**TASK**
Only the lines that contain the string "lohud" belong in the answer; pull them from the records.

**DATA SHOWN**
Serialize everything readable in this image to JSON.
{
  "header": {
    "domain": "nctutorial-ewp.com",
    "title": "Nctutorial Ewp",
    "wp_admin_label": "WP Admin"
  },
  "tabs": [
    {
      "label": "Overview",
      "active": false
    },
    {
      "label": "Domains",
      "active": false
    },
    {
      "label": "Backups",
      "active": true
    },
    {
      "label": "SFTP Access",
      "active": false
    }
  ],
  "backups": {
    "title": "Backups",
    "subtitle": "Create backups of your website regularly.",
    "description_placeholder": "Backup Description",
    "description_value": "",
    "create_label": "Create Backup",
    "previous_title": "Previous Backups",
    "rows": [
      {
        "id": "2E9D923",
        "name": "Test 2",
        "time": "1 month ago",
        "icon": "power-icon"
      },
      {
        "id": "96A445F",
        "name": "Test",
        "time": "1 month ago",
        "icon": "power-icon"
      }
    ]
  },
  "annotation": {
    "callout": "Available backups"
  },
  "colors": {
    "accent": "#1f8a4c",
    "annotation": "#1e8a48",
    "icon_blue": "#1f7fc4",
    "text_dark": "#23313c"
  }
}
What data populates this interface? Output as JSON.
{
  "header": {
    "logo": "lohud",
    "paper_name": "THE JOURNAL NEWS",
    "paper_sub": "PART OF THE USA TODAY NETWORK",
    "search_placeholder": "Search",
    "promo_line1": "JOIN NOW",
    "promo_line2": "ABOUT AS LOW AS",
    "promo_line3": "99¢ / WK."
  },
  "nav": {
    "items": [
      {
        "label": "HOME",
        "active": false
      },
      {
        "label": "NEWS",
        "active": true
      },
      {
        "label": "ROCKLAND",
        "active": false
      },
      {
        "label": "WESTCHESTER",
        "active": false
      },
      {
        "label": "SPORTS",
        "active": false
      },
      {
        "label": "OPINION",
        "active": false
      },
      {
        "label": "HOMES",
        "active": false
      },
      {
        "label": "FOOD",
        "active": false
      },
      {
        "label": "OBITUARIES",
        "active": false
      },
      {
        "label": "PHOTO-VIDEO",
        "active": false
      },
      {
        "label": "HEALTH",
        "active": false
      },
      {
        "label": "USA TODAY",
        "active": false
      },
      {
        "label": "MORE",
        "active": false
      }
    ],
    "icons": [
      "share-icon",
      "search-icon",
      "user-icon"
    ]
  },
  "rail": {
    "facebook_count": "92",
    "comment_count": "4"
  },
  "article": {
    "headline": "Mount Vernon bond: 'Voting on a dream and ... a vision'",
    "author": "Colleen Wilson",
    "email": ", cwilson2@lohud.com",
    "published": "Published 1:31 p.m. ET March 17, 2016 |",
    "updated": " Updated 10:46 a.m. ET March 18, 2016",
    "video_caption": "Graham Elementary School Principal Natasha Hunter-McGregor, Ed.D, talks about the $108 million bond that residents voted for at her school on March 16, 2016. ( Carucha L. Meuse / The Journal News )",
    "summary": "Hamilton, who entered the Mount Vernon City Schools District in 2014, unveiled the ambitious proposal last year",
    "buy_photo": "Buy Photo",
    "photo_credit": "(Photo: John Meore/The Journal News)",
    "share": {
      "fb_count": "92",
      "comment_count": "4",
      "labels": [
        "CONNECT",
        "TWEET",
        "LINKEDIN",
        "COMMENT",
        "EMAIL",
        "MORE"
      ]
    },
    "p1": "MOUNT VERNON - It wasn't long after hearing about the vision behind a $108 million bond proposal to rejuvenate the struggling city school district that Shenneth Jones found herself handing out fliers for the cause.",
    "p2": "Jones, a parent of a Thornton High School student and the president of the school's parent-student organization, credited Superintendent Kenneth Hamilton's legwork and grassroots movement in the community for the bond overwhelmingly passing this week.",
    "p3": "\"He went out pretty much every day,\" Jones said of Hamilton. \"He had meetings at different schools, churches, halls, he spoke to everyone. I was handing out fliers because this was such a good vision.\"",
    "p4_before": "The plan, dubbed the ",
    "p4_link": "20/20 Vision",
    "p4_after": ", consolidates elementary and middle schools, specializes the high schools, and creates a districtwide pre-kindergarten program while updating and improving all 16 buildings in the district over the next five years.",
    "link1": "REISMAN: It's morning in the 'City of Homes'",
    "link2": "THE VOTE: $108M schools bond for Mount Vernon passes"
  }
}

**REPLY TO THE EXERCISE**
    "logo": "lohud",
    "email": ", cwilson2@lohud.com",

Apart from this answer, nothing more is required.